Directed by: MICHAEL MANN
1995, TSPDT Rank #368
Heat is a classic film noir updated for the age of blockbuster action thrillers. The setting is the same, Los Angeles, but the landscape is virtually unrecognizable. After fifty years of urban sprawl and population explosion, the city has now grown to an unmanageable size and even the blinding sunlight doesn't help to put anything in perspective. Michael Mann's style is one of cool hues and fluid motion, with editing so slick that scenes often blend together without the viewer noticing that one scene has given way to another. In the film's world, everyone is a liar, a cheat, a maniac, or a combination of the three - not because they want to be, but because they feel they have to be. Everyone acts according to their nature in the end - nothing is truly left to chance. Human nature is brought into the light - no one is innocent, this is not a world of hard-edged blacks and whites anymore.

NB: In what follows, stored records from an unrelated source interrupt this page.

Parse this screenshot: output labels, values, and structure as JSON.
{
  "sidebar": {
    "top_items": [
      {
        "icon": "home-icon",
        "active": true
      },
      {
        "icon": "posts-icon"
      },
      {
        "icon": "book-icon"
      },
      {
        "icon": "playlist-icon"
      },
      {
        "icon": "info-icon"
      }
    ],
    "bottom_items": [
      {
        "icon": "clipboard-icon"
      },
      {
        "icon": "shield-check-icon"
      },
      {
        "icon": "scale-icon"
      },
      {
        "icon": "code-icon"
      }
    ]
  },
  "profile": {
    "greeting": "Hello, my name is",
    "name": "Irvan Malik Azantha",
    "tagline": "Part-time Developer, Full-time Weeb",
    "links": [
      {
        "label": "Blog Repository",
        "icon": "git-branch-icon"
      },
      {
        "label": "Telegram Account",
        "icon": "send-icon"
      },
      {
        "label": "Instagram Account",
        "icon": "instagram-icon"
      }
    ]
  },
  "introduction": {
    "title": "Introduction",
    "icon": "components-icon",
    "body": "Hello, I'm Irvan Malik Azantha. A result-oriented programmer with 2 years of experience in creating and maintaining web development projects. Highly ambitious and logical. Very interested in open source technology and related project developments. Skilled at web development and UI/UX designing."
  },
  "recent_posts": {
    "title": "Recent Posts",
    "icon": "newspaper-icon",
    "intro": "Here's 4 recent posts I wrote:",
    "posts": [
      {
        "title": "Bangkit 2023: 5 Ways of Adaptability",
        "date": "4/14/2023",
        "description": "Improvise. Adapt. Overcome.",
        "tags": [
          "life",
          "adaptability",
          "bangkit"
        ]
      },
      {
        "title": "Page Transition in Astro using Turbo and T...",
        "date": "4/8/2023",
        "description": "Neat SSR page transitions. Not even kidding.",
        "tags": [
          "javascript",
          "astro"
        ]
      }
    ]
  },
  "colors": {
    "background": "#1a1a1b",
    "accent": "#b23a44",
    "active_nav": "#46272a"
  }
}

Overall, Heat is an incredible piece of work. The narrative is masterfully handled, with a world-class cast, and a script that refuses to give in to easy answers. It's the epitome of neo-noir - noir brought into the light and made new. What once lurked in the shadows, just below the surface, has now taken over everyday life. No one is safe, no one is innocent, and there can be no apologies, regrets, or self-pity - just a full-fledged commitment to one's nature, and nothing else.